Please enter your username or the email address associated with the account so we can help you reset your password.
According to recent studies, more than 75% of Americans belong to some type of rewards program, and most consumers have multiple loyalty program memberships. The question is: how do you capture consumers and keep them coming back for more? With the news of the Durbin Amendment capping debit swipe fees and many banks cutting the free perks consumers have grown used to, like rewards programs, now there’s even more of an opportunity for other loyalty and rewards programs to step up to the plate.
When we created Swagbucks in 2008, we weren’t trying to change consumer behavior; we wanted to reward them for actions they were already taking every day. The concept of Swagbucks.com evolved from our team’s previous experience building online loyalty and reward programs for some of the biggest names in sports, entertainment, and charity sectors. We set out to create a trusted destination on the Web for people to earn branded virtual currency, with real world value, redeemable for significant rewards.
Today, Swagbucks.com is ranked among the top 125 most trafficked sites in the United States and top 700 in the world by Alexa.com. At last count, the site gets more than three and a half million monthly visitors and will award over 10 million dollars in prizes in 2011. But we didn’t get here overnight. It was an evolution that came from listening to consumers coupled with some good old fashioned trial and error.
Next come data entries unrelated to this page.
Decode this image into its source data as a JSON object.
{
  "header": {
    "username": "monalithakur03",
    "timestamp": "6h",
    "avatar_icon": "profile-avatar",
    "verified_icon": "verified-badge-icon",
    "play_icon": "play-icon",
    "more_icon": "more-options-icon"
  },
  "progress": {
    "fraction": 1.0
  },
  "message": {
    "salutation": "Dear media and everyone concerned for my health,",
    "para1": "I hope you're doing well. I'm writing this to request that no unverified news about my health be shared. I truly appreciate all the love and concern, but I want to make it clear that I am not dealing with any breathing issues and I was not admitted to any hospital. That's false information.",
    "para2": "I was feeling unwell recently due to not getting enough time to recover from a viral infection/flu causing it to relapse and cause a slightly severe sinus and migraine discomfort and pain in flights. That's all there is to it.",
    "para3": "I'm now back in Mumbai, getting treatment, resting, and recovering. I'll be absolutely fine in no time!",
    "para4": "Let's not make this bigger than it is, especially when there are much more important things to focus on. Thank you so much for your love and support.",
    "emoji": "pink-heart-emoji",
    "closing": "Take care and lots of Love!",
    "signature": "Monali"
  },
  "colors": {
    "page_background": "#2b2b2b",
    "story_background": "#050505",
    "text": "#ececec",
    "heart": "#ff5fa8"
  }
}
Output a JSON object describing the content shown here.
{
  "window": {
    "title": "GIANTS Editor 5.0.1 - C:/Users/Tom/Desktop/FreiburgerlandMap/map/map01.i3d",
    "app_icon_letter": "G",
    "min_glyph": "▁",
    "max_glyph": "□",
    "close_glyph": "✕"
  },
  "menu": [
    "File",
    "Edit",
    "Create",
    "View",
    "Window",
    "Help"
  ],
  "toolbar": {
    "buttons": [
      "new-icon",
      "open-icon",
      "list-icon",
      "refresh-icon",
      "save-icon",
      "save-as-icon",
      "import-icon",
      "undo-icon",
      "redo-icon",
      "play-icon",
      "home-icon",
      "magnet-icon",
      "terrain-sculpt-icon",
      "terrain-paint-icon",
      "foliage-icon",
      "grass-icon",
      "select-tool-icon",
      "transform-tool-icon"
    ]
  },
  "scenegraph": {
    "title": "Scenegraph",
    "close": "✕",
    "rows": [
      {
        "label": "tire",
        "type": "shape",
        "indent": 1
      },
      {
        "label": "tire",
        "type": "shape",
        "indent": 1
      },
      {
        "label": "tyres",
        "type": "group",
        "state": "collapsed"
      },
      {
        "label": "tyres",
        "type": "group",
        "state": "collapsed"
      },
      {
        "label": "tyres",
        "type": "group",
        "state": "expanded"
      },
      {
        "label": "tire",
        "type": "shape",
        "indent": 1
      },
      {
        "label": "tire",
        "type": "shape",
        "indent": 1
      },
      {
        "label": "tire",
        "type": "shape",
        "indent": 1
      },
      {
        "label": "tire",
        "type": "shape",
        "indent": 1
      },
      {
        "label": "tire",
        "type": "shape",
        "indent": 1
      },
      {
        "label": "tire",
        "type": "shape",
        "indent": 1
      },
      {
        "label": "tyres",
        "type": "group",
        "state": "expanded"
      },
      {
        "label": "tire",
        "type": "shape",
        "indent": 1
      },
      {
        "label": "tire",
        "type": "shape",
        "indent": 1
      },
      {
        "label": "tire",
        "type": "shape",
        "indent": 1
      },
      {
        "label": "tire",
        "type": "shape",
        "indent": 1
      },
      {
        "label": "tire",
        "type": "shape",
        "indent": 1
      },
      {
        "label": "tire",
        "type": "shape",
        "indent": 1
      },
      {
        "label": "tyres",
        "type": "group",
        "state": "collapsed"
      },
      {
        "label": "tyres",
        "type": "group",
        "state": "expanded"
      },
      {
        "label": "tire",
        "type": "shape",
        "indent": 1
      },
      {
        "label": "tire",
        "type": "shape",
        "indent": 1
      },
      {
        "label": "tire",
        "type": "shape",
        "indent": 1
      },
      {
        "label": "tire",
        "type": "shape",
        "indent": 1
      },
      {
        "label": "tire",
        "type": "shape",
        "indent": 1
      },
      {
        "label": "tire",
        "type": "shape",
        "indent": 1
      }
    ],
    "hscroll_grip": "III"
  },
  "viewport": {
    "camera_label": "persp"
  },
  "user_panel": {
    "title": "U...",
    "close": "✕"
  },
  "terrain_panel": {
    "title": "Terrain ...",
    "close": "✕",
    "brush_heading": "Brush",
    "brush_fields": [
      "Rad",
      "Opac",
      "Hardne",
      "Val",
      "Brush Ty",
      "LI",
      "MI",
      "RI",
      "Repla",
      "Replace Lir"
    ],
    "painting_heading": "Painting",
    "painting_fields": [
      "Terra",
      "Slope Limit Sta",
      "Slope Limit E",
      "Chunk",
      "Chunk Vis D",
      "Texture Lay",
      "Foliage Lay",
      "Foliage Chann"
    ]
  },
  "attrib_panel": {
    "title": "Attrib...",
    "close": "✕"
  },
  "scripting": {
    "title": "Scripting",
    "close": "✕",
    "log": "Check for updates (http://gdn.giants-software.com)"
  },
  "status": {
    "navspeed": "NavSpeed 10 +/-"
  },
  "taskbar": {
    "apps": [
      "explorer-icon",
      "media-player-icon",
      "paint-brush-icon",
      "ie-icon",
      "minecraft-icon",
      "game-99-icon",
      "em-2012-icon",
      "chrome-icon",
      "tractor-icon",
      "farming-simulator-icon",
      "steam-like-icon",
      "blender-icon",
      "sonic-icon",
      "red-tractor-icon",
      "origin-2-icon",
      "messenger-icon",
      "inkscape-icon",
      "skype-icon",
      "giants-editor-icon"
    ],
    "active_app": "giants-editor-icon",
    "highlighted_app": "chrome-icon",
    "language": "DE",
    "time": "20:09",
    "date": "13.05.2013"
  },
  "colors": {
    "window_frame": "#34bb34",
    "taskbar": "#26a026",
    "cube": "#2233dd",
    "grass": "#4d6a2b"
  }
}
Swagbucks is powered by Prodégé, a provider of branded and incentivized reward portals. In 2006, Prodégé launched the first “Search & Raise” charity portals, allowing charities to fundraise by having supporters perform internet searches. By early 2007, Prodégé began launching private label search and win sites for a variety of brands, from sports properties like the Green Bay Packers and World Wrestling Entertainment to music groups like KISS. Users searched the Web and each search was a chance to win an instant prize or sweepstakes entry for a grand prize.
Prodégé then introduced SearchWinMerch.com – the first phase of Swagbucks.com. Enter the “Swag Buck” – introduced onto the partner search and win sites and SearchWinMerch.com, replacing the sweepstakes and instant win features.
The opportunity to create Swagbucks.com in its current incarnation came because research indicated that consumers loved the concept of earning rewards for every day internet activity but they’d rather earn something that helps them save money and maximize their dollar rather than band merchandise.
Today, users register for free on Swagbucks.com and then start earning “Swag Bucks” for participating in local daily deals; taking online polls; playing free online games; surveys, special offers; printing coupons to redeem at a local grocery store; searching the web through the Swagbucks search engine; watching video content on Swagbucks TV; trading in used books, cell phones and electronics; and more.
On our Swagbucks journey, we learned a few lessons that have helped us to better understand our members, and subsequently, continuously grow our membership:
We’ve all signed up for a loyalty program, earned some points or currency and then forgotten about it. So how do you ensure that yours is the program that keeps consumers coming back? While there’s no magic answer, beginning by listening to your members and not being afraid to continue to iterate your program based on their needs will take you one step closer to success.
Thank you for signing up, please check your email for more information.